  6. The problem is when someone visits a new place, if he/she always roam with someone in front of him, the person will never learn direction as he always feels secure and complacent but once you leave him alone, then only he/she can learn proper directions. I guess the same is happening with Saudi, whose rulers knows that big bro is behind its back, come what may and the big bro has its own compulsions, as there is no good secure alternative as its base to make its presence be felt in the Asian continent with the Dragon almost throwing its tentacles in the world economy to a great extent and the Indian sub-continent too lucrative a market along with its lax laws but a very unreliable friend to be with. Saudi may be a little ahead of its counterparts in west Asia, but then its complacency which can bring down the silent tyranny that prevails within.

    ReplyDelete
    Replies
    1. Hi Kalyan :D!

      "I guess the same is happening with Saudi, whose rulers knows that big bro is behind its back, come what may and the big bro has its own compulsions, as there is no good secure alternative as its base to make its presence be felt in the Asian continent with the Dragon almost throwing its tentacles in the world economy to a great extent and the Indian sub-continent too lucrative a market along with its lax laws but a very unreliable friend to be with."

      Spectacular criticism. Preach it, brother!

      "Saudi may be a little ahead of its counterparts in west Asia, but then its complacency which can bring down the silent tyranny that prevails within."

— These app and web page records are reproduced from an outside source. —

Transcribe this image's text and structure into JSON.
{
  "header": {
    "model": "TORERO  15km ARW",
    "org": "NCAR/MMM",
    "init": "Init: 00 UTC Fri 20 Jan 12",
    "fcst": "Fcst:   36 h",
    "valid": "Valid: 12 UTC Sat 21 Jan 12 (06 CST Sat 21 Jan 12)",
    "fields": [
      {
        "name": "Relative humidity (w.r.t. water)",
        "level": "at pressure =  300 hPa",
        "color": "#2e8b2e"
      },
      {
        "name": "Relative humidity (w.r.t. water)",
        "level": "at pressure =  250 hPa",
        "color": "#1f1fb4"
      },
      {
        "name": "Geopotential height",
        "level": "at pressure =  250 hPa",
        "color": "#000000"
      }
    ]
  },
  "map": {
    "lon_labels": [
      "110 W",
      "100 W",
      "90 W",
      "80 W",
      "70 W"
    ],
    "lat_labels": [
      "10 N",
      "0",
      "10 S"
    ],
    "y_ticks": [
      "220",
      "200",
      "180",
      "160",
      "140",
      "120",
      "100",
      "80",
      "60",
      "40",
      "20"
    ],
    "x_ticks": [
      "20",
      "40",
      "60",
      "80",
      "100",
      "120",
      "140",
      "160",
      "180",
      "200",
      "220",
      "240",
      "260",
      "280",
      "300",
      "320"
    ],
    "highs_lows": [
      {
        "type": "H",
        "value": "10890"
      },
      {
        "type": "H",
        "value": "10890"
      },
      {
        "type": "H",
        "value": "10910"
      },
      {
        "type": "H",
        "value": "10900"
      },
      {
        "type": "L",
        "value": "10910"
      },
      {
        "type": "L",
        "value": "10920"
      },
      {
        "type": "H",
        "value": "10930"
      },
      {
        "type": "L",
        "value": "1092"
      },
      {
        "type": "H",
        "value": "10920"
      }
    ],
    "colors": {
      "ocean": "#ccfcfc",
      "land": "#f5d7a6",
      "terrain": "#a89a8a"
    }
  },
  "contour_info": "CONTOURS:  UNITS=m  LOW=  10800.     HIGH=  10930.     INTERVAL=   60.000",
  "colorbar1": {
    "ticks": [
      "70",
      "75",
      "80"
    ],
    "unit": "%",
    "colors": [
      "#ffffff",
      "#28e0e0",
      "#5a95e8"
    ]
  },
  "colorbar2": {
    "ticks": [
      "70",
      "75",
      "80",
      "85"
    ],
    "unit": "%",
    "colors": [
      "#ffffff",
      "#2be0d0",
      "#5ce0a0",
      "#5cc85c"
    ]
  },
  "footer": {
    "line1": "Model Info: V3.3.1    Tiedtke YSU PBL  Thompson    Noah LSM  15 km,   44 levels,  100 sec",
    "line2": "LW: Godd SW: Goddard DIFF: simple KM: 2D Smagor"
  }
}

      Do you reckon they are a bit ahead of its counterparts in West Asia? I am not sure they are, nevertheless I understand where you are coming from.

      Kalyan, thank you ever so much for your input :D.

      Cheers

      Delete
    2. "Do you reckon they are a bit ahead of its counterparts in West Asia? "

      I say that in the context of its neighboring countries...Pakistan, Afghanistan, Iraq, Iran and a few others who all follow similar belief systems in Governance as far as use of religion is concerned but then Saudi Arab is a little better of them in Governance, economic and other fronts.

      Delete
    3. Kalyan

      Thank you for enlightening me.
      I think Saudi Arabia is actually stricter than Iran (when it comes to the rights of women and teh religious police, for example); but the Saudi ambiguous diplomacy caused them to enjoy good trade relations with the west which helped them having a better economic front, indeed.

      Delete
  7. Not sure what to say about Saudi Arabia, except that the flag is really cool. Wish I could read all the script!

    There is a longer article on Saudi Arabia's social dynamics at the Middle East Research Institute:

    http://www.memri.org/report/en/0/0/0/0/0/0/6618.htm

    ReplyDelete
    Replies
    1. Hi Looney :D!

      "Not sure what to say about Saudi Arabia, except that the flag is really cool. Wish I could read all the script!"

      LOL yeah, the flag is cool. I don't read Arabic either...but let me look for its meaning...the inscription is the Shahada (the Islamic creed) “to know and believe without suspicion, as if witnessed, testification”
      http://en.wikipedia.org/wiki/Shahada

      "There is a longer article on Saudi Arabia's social dynamics at the Middle East Research Institute:"

      Thank you for this article: it sheds even more light into the whole affair (I will read it carefully - mainly the reactions of the clergy). The youth is impecable.

      Looney, thank you ever so much for your input :D.

      Cheers

      Delete

Post a Comment

Dissecting Society welcomes all sorts of comments, as we are strong advocates of freedom of speech; however, we reserve the right to delete Troll Activity; libellous and offensive comments (e.g. racist and anti-Semitic) plus those with excessive foul language. This blog does not view vulgarity as being protected by the right to free speech. Cheers